Delta-T cooking is a process to correctly manage the temperature in the core of the product without overcooking, when your objective is to keep the moisture in the muscle like a ham because you destroy the water holding capacity. We have two objectives, the first is to fix the colour you need to arrive at 68 degrees and to keep the moisture in the ham you should never go over 68 degrees because you lose the water holding capacity of the meat at 68 degrees.
We have seen the term sous-vide to describe cooking in different ways: 1) vacuum packing; 2) cooking in a water bath; and 3) cooking in a combi oven. How would you define the term 'sous-vide cooking', and would you include cooking in a steam-filled combi or CVap oven as true sous-vide cooking?
Sous-vide is the result of an operation in which you need to put a skin around a product to cook it in the water at a precise temperature. Water is the best fluid to transmit heat and very easy to regulate at the point 1 degree Celsius.
We put that skin barrier around the product so it can resist the aggression of the water. Today the skin is a plastic pouch because its resistant, waterproof, transparent and a barrier to oxygen and gas. Because you have different devices and equipment, the result depends on the efficiency of each one. At Cuisine Solutions, we prefer the water bath.
What is the best warming process for reheating previously Sous vide cooked foods?
There are two warming processes that I believe are the best for reheating previously sous vide cooked foods. The first is to use a pulsed air steam over and the second is to create a bubble of vapour in a microwave oven, in which you put the food under a bell with a humid paper towel for two or three minutes.
If smoking is paired with the sous vide, you use smoke before, after, or both?

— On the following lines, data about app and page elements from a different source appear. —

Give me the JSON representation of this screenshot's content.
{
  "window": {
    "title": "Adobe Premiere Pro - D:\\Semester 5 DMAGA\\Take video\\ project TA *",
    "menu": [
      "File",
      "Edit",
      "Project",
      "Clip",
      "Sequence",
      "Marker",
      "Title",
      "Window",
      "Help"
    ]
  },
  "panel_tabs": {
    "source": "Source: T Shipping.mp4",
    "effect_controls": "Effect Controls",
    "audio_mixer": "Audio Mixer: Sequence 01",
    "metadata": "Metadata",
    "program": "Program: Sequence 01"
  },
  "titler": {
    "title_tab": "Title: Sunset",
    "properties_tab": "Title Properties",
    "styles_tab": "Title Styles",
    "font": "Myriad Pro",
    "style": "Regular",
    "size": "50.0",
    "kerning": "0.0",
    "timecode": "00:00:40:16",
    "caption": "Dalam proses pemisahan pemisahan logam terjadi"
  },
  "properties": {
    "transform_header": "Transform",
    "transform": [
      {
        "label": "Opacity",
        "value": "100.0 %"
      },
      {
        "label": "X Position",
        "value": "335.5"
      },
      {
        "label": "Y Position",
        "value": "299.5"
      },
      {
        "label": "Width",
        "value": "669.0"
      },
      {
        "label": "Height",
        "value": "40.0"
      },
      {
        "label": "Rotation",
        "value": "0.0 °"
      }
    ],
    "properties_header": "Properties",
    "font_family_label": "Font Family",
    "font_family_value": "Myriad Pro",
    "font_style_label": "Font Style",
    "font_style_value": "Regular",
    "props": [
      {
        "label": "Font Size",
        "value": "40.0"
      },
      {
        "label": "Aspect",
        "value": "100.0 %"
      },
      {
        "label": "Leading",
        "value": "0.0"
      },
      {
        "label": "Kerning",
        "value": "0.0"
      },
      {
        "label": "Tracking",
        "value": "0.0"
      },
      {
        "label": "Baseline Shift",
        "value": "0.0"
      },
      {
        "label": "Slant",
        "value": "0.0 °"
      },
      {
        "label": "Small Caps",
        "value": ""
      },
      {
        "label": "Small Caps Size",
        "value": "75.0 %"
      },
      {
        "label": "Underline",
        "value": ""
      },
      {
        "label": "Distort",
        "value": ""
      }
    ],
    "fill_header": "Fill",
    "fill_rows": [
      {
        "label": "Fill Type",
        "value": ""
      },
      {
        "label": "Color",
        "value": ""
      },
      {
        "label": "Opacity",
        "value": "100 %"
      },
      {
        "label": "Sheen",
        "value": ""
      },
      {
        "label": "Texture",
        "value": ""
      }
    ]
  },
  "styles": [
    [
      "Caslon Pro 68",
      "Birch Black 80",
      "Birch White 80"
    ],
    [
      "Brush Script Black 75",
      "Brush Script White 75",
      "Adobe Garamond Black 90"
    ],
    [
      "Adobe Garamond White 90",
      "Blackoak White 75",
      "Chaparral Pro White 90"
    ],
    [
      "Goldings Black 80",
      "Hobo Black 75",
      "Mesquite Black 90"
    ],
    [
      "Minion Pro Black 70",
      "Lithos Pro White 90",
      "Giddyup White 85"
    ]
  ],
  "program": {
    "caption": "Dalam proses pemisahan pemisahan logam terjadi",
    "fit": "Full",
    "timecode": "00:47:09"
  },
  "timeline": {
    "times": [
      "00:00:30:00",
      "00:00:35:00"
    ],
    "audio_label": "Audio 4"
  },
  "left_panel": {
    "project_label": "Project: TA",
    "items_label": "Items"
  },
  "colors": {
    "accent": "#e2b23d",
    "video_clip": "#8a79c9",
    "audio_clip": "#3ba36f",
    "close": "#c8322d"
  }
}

When you want to add another taste or flavour in a sous vide cooked products like smoking or red wine, your first instinct is to cook with those things, but when you do that, you lose the taste of each of those elements and create a mixed taste. Instead, I like it better if you create a smoked flavour after cooking, to respect the taste of the product you are cooking.
What were the big surprises while watching sous vide go mainstream?
My three biggest surprises when watching sous vide go mainstream was the result on the amplification of the taste of each product, the fact that it allows for the longest shelf life, and the abounding in sous vide equipment and the process.
What was the first example of true sous vide cooking?
The true first example was actually a long time ago when man cooked fish and meat in banana leaves.
Ziploc bags... safe or not for under 24h cooks?
If the plastic is a good plastic, then it is a safe method to cook the product, but you need it to be short and rapid cooking, so something like fish would work. You wouldn’t be able to use this for vegetables or braised meat.
What is your number one favourite sous vide recipe?
My favourite recipe at the beginning was always braised meats and the rack of lamb, and now I add vegetables to those.
Are you a member of the 137 Ribeye club? This refers to a group online who feel the ultimate temperature for ribeye is 137 at 2 hours cooking time (58.3 C ).
I don’t like the results from a low temperature long-time process applied to roasted or grilled meats. The texture is too soft, and I love meat with a firm texture on the outside and soft on the inside. Step by step here, so the first step is high temperature for a short time and the second step is low temperature for a long time.
What is the weirdest thing you have used the sous vide circulator for?
When I use a circulator to cook meat in melted butter.
What is the most interesting thing/technique you have learned that others are using the sous vide for?
I learned how to compress some fruits and vegetables.